It is time for constitutional transparency protections for citizens

In the meantime, happy speed reading for those with nothing better to do t!

UPDATED: 112 page, $794 million tax increase deal finally made public

April 10, 2010 in Blog

At long last the details of the Democrats' tax increase plan is available for public and lawmaker consumption. Here is the 112 page, $794 million tax increase bill.

Because the House last night finally agreed to the Senate's March 25 request for a conference committee, the 112 page bill will not be subject to amendment and must sit on the bar for 24 hours before action is taken. This means that lawmakers can only vote yes or no on the various taxes proposed and not offer changes.

When considering the fact Democratic leadership was already negotiating the details outside of the conference committee process, one is left to wonder if they only reason the House finally agreed last night to appoint conference members was for the sole reason of invoking Rule 20 (SCR 8400) to prohibit amendments from being offered. 

Since a conference committee was ultimately formed, Rule 17's public notification requirement was triggered. At 8:53 this morning the public notice went out that the conference committee would meet at 1:30 today - a full four and half hours notice for those wanting to attend.

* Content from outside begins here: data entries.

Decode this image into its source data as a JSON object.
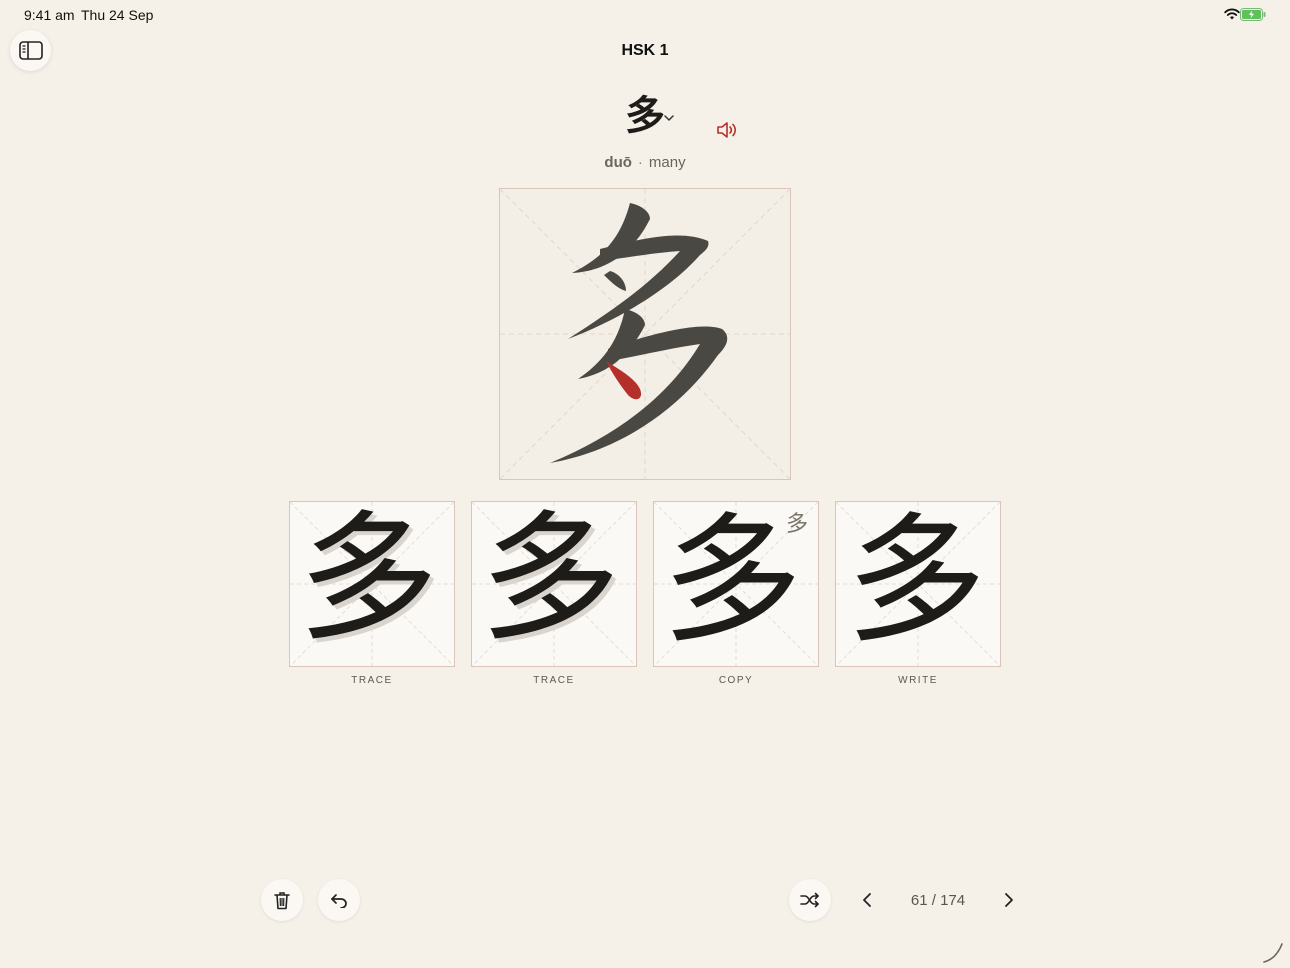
{
  "status": {
    "time": "9:41 am",
    "date": "Thu 24 Sep"
  },
  "header": {
    "title": "HSK 1"
  },
  "character": {
    "hanzi": "多",
    "pinyin": "duō",
    "separator": "·",
    "meaning": "many"
  },
  "stages": [
    {
      "label": "TRACE"
    },
    {
      "label": "TRACE"
    },
    {
      "label": "COPY",
      "hint": "多"
    },
    {
      "label": "WRITE"
    }
  ],
  "pager": {
    "counter": "61 / 174"
  },
  "icons": {
    "sidebar": "sidebar-toggle-icon",
    "dropdown": "chevron-down-icon",
    "speaker": "speaker-icon",
    "delete": "trash-icon",
    "undo": "undo-icon",
    "shuffle": "shuffle-icon",
    "prev": "chevron-left-icon",
    "next": "chevron-right-icon"
  },
  "colors": {
    "background": "#f5f0e8",
    "accent_red": "#b5302a",
    "stroke_dark": "#4a4842",
    "ink": "#1e1c19"
  }
}
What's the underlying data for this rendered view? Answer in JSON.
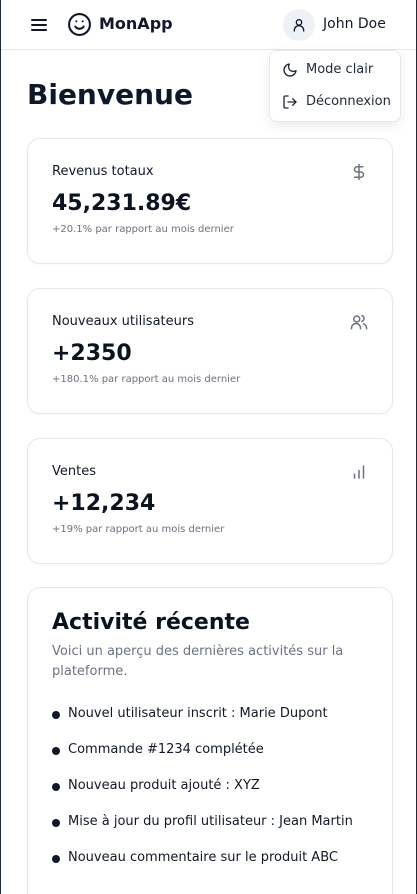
{
  "header": {
    "brand": "MonApp",
    "user_name": "John Doe",
    "icons": {
      "menu": "hamburger-icon",
      "logo": "smiley-icon",
      "user": "user-icon"
    }
  },
  "user_menu": {
    "items": [
      {
        "label": "Mode clair",
        "icon": "moon-icon"
      },
      {
        "label": "Déconnexion",
        "icon": "logout-icon"
      }
    ]
  },
  "page": {
    "title": "Bienvenue"
  },
  "stats": [
    {
      "label": "Revenus totaux",
      "value": "45,231.89€",
      "sub": "+20.1% par rapport au mois dernier",
      "icon": "dollar-icon"
    },
    {
      "label": "Nouveaux utilisateurs",
      "value": "+2350",
      "sub": "+180.1% par rapport au mois dernier",
      "icon": "users-icon"
    },
    {
      "label": "Ventes",
      "value": "+12,234",
      "sub": "+19% par rapport au mois dernier",
      "icon": "bar-chart-icon"
    }
  ],
  "activity": {
    "title": "Activité récente",
    "description": "Voici un aperçu des dernières activités sur la plateforme.",
    "items": [
      "Nouvel utilisateur inscrit : Marie Dupont",
      "Commande #1234 complétée",
      "Nouveau produit ajouté : XYZ",
      "Mise à jour du profil utilisateur : Jean Martin",
      "Nouveau commentaire sur le produit ABC"
    ]
  },
  "colors": {
    "text": "#0f172a",
    "muted": "#6b7280",
    "border": "#e5e7eb",
    "icon_muted": "#6b7280"
  }
}
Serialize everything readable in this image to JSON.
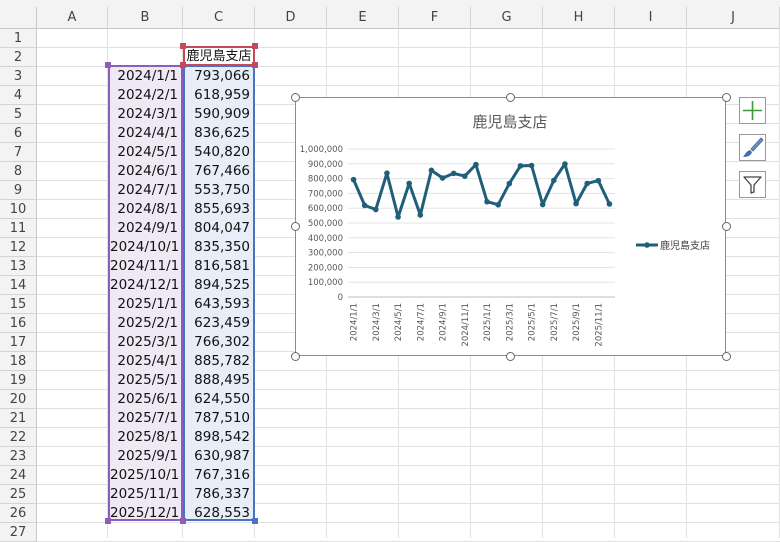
{
  "columns": [
    "A",
    "B",
    "C",
    "D",
    "E",
    "F",
    "G",
    "H",
    "I",
    "J"
  ],
  "rows": [
    "1",
    "2",
    "3",
    "4",
    "5",
    "6",
    "7",
    "8",
    "9",
    "10",
    "11",
    "12",
    "13",
    "14",
    "15",
    "16",
    "17",
    "18",
    "19",
    "20",
    "21",
    "22",
    "23",
    "24",
    "25",
    "26",
    "27"
  ],
  "header_cell": "鹿児島支店",
  "table": {
    "dates": [
      "2024/1/1",
      "2024/2/1",
      "2024/3/1",
      "2024/4/1",
      "2024/5/1",
      "2024/6/1",
      "2024/7/1",
      "2024/8/1",
      "2024/9/1",
      "2024/10/1",
      "2024/11/1",
      "2024/12/1",
      "2025/1/1",
      "2025/2/1",
      "2025/3/1",
      "2025/4/1",
      "2025/5/1",
      "2025/6/1",
      "2025/7/1",
      "2025/8/1",
      "2025/9/1",
      "2025/10/1",
      "2025/11/1",
      "2025/12/1"
    ],
    "values": [
      "793,066",
      "618,959",
      "590,909",
      "836,625",
      "540,820",
      "767,466",
      "553,750",
      "855,693",
      "804,047",
      "835,350",
      "816,581",
      "894,525",
      "643,593",
      "623,459",
      "766,302",
      "885,782",
      "888,495",
      "624,550",
      "787,510",
      "898,542",
      "630,987",
      "767,316",
      "786,337",
      "628,553"
    ]
  },
  "chart_data": {
    "type": "line",
    "title": "鹿児島支店",
    "x": [
      "2024/1/1",
      "2024/2/1",
      "2024/3/1",
      "2024/4/1",
      "2024/5/1",
      "2024/6/1",
      "2024/7/1",
      "2024/8/1",
      "2024/9/1",
      "2024/10/1",
      "2024/11/1",
      "2024/12/1",
      "2025/1/1",
      "2025/2/1",
      "2025/3/1",
      "2025/4/1",
      "2025/5/1",
      "2025/6/1",
      "2025/7/1",
      "2025/8/1",
      "2025/9/1",
      "2025/10/1",
      "2025/11/1",
      "2025/12/1"
    ],
    "x_tick_labels": [
      "2024/1/1",
      "2024/3/1",
      "2024/5/1",
      "2024/7/1",
      "2024/9/1",
      "2024/11/1",
      "2025/1/1",
      "2025/3/1",
      "2025/5/1",
      "2025/7/1",
      "2025/9/1",
      "2025/11/1"
    ],
    "series": [
      {
        "name": "鹿児島支店",
        "values": [
          793066,
          618959,
          590909,
          836625,
          540820,
          767466,
          553750,
          855693,
          804047,
          835350,
          816581,
          894525,
          643593,
          623459,
          766302,
          885782,
          888495,
          624550,
          787510,
          898542,
          630987,
          767316,
          786337,
          628553
        ]
      }
    ],
    "ylim": [
      0,
      1000000
    ],
    "y_tick_labels": [
      "0",
      "100,000",
      "200,000",
      "300,000",
      "400,000",
      "500,000",
      "600,000",
      "700,000",
      "800,000",
      "900,000",
      "1,000,000"
    ],
    "grid": true,
    "legend": "right",
    "color": "#1f5f7a"
  },
  "side_buttons": [
    "plus-icon",
    "brush-icon",
    "filter-icon"
  ]
}
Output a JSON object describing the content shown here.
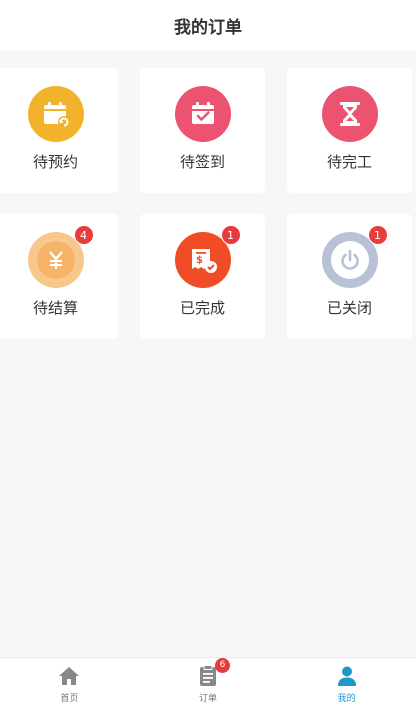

Here is the Senate Democrats' blog coverage of that hearing. Unfortunately the meeting took place in the Senate Rules room which is not covered by TVW cameras.

It appears the House will vote on the tax increases first.

UPDATE (3:54 p.m.) n>

The $794 million includes taxes raised in other bills. href="" target="_blank">Details here.

House approves tax plan

April 10, 2010 in In the News
Spokesman Review (Spokane)
Spokesman Review (Spokane)
Saturday, April 10, 2010